Autoimmunity in the Lambert-Eaton myasthenic syndrome

Muscle Nerve. 1982;5(9S):S21-5.

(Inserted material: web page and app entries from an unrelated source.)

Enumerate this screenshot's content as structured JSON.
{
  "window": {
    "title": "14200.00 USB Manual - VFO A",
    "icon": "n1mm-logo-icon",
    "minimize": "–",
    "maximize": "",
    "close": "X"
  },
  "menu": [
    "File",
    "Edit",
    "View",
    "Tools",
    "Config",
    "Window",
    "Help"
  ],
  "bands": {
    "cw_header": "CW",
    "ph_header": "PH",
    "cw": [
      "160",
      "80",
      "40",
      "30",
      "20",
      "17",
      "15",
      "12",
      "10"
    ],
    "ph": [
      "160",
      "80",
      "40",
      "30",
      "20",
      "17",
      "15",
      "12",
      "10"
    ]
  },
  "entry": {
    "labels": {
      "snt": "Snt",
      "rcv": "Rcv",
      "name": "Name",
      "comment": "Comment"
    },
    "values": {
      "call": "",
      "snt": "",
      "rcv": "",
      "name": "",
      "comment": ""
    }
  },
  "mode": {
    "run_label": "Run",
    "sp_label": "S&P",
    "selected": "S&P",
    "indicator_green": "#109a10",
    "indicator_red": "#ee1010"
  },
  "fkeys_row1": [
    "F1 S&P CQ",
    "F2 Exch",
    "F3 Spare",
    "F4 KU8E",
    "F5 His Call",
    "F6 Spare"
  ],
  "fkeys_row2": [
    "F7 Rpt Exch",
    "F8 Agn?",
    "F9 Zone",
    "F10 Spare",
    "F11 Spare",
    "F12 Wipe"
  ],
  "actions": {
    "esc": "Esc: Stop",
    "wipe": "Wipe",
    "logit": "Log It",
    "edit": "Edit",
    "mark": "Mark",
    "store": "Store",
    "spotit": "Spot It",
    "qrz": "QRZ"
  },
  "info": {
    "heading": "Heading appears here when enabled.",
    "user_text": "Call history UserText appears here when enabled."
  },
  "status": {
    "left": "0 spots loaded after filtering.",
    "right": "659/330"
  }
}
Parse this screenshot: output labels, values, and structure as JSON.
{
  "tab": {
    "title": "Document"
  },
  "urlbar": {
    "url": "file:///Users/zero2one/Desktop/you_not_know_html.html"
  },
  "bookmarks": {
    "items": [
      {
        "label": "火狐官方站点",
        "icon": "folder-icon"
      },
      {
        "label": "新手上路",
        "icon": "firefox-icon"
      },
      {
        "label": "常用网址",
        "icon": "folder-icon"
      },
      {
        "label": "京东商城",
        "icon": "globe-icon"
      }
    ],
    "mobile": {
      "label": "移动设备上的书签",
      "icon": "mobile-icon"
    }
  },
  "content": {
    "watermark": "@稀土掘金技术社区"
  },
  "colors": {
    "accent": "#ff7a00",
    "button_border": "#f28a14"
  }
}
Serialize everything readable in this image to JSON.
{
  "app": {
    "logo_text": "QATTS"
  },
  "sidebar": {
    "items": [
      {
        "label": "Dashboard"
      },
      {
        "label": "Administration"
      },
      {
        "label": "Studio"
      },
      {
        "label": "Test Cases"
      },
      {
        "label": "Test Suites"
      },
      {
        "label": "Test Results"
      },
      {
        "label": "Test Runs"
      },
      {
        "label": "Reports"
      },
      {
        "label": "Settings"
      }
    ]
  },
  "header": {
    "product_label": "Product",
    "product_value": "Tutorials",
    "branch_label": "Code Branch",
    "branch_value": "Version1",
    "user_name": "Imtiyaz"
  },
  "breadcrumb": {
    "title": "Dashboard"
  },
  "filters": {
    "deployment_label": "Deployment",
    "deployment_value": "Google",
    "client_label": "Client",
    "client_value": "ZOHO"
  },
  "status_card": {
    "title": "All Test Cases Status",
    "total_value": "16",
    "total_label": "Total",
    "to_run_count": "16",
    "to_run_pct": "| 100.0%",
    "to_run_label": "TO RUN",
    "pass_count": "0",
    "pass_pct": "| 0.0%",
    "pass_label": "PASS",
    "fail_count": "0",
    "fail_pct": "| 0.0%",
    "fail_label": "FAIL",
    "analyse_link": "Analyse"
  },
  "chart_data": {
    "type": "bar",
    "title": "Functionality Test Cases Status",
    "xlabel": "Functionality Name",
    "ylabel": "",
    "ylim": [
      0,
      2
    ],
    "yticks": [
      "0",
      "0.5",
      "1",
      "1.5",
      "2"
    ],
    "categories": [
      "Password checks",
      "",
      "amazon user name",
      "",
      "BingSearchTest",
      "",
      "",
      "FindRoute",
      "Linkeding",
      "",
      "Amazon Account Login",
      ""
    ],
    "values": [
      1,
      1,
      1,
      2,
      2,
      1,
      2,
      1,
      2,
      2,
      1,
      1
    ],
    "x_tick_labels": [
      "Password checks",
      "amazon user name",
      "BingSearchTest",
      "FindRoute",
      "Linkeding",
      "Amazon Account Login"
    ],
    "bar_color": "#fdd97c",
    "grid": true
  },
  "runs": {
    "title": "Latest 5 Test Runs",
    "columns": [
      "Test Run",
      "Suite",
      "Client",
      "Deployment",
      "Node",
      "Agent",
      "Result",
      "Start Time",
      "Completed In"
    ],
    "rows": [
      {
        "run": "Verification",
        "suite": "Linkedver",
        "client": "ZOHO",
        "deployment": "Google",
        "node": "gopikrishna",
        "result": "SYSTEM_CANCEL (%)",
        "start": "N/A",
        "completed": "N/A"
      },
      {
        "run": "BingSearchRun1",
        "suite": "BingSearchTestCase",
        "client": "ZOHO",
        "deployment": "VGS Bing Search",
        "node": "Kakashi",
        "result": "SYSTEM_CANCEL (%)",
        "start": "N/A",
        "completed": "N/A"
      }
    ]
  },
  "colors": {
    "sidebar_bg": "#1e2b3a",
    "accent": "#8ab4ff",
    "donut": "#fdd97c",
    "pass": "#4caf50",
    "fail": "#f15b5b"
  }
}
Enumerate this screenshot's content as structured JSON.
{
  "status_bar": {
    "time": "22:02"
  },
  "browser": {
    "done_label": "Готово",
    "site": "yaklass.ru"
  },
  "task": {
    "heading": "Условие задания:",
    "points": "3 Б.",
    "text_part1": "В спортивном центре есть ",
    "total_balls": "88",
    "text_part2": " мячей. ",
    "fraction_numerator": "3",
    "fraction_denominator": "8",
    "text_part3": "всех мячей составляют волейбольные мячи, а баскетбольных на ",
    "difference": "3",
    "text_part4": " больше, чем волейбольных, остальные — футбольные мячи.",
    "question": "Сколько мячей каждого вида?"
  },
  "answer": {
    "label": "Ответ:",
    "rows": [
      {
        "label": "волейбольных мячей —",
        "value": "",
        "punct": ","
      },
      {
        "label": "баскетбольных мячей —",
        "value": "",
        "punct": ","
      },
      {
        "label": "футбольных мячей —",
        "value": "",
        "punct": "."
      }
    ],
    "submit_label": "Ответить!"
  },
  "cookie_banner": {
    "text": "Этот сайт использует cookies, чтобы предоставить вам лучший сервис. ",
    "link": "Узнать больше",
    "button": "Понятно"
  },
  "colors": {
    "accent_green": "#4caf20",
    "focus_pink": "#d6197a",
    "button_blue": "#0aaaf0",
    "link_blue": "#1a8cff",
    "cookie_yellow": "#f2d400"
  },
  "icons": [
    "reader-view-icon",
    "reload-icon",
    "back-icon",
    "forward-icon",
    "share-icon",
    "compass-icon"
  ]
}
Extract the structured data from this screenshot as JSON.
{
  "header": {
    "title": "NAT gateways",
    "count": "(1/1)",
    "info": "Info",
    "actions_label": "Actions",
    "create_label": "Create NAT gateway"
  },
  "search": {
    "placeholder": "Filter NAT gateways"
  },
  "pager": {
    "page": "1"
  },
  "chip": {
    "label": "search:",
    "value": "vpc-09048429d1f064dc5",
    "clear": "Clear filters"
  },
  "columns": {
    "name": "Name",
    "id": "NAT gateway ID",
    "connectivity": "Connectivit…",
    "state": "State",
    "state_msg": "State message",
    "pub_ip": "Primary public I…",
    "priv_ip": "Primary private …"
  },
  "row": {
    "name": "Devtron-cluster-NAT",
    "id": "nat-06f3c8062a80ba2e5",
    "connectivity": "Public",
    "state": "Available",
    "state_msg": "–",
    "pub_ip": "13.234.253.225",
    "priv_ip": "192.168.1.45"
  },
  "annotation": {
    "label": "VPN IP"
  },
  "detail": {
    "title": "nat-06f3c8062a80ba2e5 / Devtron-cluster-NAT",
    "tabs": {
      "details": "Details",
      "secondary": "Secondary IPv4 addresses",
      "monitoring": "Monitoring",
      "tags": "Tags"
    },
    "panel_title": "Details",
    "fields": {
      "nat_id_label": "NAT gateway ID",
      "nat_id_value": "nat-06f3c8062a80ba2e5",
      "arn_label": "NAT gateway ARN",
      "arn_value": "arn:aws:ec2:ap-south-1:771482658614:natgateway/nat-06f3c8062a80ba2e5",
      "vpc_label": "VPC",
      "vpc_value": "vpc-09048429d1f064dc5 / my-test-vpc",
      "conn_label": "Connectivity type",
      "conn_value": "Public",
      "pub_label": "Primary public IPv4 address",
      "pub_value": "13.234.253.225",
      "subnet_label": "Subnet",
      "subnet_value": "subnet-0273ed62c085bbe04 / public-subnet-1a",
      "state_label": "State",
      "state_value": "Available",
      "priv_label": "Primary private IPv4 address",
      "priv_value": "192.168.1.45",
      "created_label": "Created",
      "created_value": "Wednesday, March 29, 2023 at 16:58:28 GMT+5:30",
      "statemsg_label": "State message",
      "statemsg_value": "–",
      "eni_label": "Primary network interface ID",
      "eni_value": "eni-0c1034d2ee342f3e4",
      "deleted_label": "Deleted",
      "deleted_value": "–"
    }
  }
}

Sera from 64 patients with the Lambert-Eaton myasthenic syndrome (LES) were tested for evidence of autoimmunity to a variety of tissue antigens. One or more organ-specific autoantibodies (thyroid, gastric, and/or skeletal muscle) were found in 29 patients (45%). Of 46 patients without evidence of tumor, autoantibodies were found in 24 (52%), and of 18 patients with tumor, autoantibodies were found in 5 (28%). In an age-matched group of 40 patients with miscellaneous neurologic diseases, 7 (17%) had one or more organ-specific autoantibodies, and in a control group of 47 patients with myasthenia gravis the combined prevalence of thyroid and gastric antibodies was 47%, comparable to that found in LES patients. The prevalence of non-organ-specific autoantibodies (for example, rheumatoid factor and/or antinuclear antibodies) was not significantly elevated in LES. These data clearly justify consideration of LES without tumor as an organ-specific autoimmune disease. If LES with tumor does prove to have an autoimmune basis, the mechanism may involve an antigen common to cholinergic neurons and oat cell carcinoma, both of which are neuroectoderm derivatives.

Publication types

  • Research Support, Non-U.S. Gov't
  • Research Support, U.S. Gov't, P.H.S.

MeSH terms

  • Adenocarcinoma / immunology
  • Autoantibodies / analysis*
  • Carcinoma, Bronchogenic / immunology*
  • Carcinoma, Small Cell / immunology*
  • Carcinoma, Squamous Cell / immunology
  • Humans
  • Lung Neoplasms / immunology*
  • Muscular Diseases / immunology*
  • Organ Specificity
  • Syndrome


  • Autoantibodies